ktani
September 19th, 2010, 05:53 PM
For the coney shampoo - like some others that have posted, I don't believe cones coat your hair the way some people think. I've never experienced buildup with coney shampoos and conditioners. But Nature's Gate Hemp Conditioner & Garnier Triple Nutrition gave me the WORST buildup I've ever had. My hair was stuck together and practically tied in knots. :shake: Both are completely cone free. :shrug:


And there's no way to compare SMTs to regular conditioner. It's just not fair to that poor little conditioner to have to defend itself against the awesomeness of a SMT. :lol:

Depending on the amount of hemp oil and waxes in that conditioner I can see that happening. Hemp oil is a drying oil that leaves a tough film on the hair when exposed to oxygen.

The only caveat with an SMT is possible honey residue (aside from conditioner build-up). Honey residue, from reports is best removed with shampoo.

virgo75
September 19th, 2010, 08:33 PM
Depending on the amount of hemp oil and waxes in that conditioner I can see that happening. Hemp oil is a drying oil that leaves a tough film on the hair when exposed to oxygen.

The only caveat with an SMT is possible honey residue (aside from conditioner build-up). Honey residue, from reports is best removed with shampoo.

Thanks for that tiddle bit of info.
I had to wash my hair 4 times in one shower trying to get the Nature's Gate Hemp Conditioner out of my hair. It was still knotty for a week - with shampooing almost every day. :shake: Hemp oil is the 3rd ingredient... They were very generous with it.

I didn't know honey could build up.
Good to know since I get buildup so easily. :thumbsup:

ktani
September 19th, 2010, 08:41 PM
Thanks for that tiddle bit of info.
I had to wash my hair 4 times in one shower trying to get the Nature's Gate Hemp Conditioner out of my hair. It was still knotty for a week - with shampooing almost every day. :shake: Hemp oil is the 3rd ingredient... They were very generous with it.

I didn't know honey could build up.
Good to know since I get buildup so easily. :thumbsup:

You are most welcome!

Honey does not necessarily build-up. Some honeys do not leave a discernable residue. Others do. There is no predicting. I have recorded one from the UK that does not on the Successful Honeys List.
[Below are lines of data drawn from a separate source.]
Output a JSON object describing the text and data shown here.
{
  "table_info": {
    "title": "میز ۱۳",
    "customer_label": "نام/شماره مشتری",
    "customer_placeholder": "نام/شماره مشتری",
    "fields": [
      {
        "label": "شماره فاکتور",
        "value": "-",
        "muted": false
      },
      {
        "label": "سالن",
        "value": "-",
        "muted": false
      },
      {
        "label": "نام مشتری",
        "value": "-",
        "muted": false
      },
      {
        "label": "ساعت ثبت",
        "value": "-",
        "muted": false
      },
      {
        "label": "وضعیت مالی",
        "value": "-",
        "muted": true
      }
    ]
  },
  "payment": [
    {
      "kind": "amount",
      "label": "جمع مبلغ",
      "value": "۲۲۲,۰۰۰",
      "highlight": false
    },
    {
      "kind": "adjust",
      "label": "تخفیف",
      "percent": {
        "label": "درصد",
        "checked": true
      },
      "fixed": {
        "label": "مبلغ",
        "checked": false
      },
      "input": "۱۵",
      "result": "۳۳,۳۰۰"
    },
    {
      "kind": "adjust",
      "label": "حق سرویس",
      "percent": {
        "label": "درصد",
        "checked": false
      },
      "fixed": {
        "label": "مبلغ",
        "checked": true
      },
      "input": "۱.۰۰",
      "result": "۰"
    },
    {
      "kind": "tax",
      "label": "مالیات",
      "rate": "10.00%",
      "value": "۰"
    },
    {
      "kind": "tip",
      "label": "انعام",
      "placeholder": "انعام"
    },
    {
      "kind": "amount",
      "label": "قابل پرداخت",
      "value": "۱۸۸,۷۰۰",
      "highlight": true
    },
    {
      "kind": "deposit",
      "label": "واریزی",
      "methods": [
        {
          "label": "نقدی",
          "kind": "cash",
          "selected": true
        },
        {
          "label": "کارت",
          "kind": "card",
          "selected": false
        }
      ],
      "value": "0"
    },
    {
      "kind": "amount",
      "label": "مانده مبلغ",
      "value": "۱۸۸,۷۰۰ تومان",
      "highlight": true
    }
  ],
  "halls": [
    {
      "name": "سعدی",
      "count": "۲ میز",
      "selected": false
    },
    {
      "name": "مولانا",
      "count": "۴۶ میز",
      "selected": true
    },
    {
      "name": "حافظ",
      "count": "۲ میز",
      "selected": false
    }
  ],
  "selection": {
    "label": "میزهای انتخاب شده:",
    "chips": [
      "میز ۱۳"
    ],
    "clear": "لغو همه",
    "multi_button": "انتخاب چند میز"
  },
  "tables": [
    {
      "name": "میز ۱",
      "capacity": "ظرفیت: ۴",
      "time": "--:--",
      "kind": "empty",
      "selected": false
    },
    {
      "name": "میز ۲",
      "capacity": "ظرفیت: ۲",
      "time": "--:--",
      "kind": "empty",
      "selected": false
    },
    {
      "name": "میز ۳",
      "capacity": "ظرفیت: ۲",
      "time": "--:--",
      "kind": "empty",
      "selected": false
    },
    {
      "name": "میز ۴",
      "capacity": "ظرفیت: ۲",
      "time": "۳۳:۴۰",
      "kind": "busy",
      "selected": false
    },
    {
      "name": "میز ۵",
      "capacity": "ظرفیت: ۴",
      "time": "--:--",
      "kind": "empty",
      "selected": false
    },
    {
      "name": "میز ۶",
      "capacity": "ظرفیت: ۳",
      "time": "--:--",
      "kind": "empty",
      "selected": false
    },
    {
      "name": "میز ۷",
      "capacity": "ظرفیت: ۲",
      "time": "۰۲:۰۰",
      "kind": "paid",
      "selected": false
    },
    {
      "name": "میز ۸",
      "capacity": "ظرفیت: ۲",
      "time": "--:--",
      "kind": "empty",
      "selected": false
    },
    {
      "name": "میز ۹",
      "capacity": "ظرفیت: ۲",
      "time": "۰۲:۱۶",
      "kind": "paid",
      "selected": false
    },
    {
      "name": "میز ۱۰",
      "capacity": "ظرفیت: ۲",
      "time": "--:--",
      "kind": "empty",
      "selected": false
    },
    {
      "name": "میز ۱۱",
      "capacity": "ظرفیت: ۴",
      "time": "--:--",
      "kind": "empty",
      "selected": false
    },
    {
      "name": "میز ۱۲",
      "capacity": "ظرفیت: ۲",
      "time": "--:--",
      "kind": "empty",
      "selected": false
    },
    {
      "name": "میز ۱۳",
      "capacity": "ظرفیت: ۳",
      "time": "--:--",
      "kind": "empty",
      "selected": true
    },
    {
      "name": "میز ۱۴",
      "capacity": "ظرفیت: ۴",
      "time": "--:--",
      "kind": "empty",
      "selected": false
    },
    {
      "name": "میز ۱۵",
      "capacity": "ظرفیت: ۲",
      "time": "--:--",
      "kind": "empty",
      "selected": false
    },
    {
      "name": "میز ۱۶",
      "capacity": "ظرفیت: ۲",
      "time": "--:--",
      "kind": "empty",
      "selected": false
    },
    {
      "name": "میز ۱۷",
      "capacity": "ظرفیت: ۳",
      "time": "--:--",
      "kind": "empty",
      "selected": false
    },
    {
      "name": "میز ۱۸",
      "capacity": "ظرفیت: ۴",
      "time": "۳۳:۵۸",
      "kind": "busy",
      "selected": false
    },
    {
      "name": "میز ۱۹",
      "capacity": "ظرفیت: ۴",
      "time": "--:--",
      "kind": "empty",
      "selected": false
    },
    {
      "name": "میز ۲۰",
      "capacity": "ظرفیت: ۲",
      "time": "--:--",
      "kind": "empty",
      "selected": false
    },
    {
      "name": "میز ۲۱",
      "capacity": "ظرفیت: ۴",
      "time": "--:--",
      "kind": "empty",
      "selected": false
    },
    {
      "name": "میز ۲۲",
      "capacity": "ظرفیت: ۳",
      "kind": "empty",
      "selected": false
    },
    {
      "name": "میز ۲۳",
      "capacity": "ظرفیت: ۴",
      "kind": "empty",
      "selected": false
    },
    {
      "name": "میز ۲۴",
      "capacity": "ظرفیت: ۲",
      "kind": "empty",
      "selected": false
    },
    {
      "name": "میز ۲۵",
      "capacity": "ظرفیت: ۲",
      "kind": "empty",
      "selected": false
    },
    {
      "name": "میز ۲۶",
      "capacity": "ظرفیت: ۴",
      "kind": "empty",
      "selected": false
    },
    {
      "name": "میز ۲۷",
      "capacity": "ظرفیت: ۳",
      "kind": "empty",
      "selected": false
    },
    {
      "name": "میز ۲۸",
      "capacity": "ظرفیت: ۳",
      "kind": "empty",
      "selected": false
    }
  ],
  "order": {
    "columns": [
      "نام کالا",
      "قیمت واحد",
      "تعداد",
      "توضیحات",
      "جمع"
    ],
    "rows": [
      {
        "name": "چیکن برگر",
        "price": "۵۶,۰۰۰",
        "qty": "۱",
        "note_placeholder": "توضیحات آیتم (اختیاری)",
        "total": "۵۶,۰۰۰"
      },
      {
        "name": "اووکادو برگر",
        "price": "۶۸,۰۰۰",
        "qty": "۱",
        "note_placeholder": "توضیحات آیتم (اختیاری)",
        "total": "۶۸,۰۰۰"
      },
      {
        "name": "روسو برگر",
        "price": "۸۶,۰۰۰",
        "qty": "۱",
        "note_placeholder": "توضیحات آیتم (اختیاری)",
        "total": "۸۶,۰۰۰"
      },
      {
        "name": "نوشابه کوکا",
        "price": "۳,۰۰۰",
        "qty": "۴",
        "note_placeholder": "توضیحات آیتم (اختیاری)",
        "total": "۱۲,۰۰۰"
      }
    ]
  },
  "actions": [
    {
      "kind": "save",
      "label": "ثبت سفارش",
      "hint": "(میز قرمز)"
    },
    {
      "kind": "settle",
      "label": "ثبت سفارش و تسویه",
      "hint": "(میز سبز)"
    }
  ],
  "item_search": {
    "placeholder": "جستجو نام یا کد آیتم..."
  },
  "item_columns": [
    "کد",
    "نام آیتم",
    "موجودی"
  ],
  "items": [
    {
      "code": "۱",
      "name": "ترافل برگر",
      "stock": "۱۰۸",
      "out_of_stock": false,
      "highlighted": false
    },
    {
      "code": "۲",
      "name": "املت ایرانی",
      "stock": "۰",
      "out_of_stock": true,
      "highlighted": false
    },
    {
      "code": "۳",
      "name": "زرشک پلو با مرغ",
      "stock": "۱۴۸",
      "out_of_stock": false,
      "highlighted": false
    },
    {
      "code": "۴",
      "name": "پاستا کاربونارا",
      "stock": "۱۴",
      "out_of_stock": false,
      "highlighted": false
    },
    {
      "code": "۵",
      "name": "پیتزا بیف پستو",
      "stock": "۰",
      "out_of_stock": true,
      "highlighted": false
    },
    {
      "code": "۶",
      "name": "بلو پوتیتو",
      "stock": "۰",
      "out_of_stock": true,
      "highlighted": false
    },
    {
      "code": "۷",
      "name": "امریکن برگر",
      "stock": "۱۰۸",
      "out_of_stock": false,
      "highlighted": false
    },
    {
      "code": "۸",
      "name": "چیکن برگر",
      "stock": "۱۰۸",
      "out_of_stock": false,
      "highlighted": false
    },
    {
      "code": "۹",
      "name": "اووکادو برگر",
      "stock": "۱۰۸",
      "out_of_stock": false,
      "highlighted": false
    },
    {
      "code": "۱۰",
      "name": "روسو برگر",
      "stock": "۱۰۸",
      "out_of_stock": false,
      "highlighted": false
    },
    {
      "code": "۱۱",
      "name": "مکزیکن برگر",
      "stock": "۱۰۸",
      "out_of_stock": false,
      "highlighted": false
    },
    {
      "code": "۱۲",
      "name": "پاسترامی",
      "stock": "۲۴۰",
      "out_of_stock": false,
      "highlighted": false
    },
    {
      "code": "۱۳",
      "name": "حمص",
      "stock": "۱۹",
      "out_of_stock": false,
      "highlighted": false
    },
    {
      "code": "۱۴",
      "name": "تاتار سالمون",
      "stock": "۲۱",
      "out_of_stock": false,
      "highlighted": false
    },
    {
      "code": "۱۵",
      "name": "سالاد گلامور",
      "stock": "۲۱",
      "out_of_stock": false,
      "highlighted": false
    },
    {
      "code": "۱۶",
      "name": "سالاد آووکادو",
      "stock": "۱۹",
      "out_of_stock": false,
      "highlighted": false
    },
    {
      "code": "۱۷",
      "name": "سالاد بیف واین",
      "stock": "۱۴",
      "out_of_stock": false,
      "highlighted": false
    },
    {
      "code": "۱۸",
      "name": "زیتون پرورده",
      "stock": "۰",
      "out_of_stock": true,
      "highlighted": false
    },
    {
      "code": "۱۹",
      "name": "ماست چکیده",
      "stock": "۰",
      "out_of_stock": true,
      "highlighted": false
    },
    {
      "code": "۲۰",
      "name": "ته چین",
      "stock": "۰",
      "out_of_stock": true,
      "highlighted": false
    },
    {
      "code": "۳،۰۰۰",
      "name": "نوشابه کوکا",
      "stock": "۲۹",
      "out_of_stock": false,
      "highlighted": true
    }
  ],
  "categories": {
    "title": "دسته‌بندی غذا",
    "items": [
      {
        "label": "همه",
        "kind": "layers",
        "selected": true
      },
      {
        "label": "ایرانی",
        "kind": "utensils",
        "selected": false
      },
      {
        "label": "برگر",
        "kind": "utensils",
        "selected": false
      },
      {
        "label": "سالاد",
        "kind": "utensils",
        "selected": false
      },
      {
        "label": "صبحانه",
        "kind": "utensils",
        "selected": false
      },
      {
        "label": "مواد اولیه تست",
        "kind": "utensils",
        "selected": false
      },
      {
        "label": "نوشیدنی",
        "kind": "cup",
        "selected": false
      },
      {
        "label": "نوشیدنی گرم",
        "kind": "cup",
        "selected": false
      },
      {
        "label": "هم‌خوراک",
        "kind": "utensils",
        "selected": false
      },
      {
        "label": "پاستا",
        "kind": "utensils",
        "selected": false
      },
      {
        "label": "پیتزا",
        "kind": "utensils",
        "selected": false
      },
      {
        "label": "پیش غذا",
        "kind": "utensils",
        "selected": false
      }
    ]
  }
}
Otherwise it is pretty random. Raw and pasteurized honeys can leave it. It is what people here have reported has left their hair feeling dry and their ends "fried". It is not permanent. It cannot be removed by water only though or vinegar completely. Shampoo and lots of water are reported to work the best, based on reports.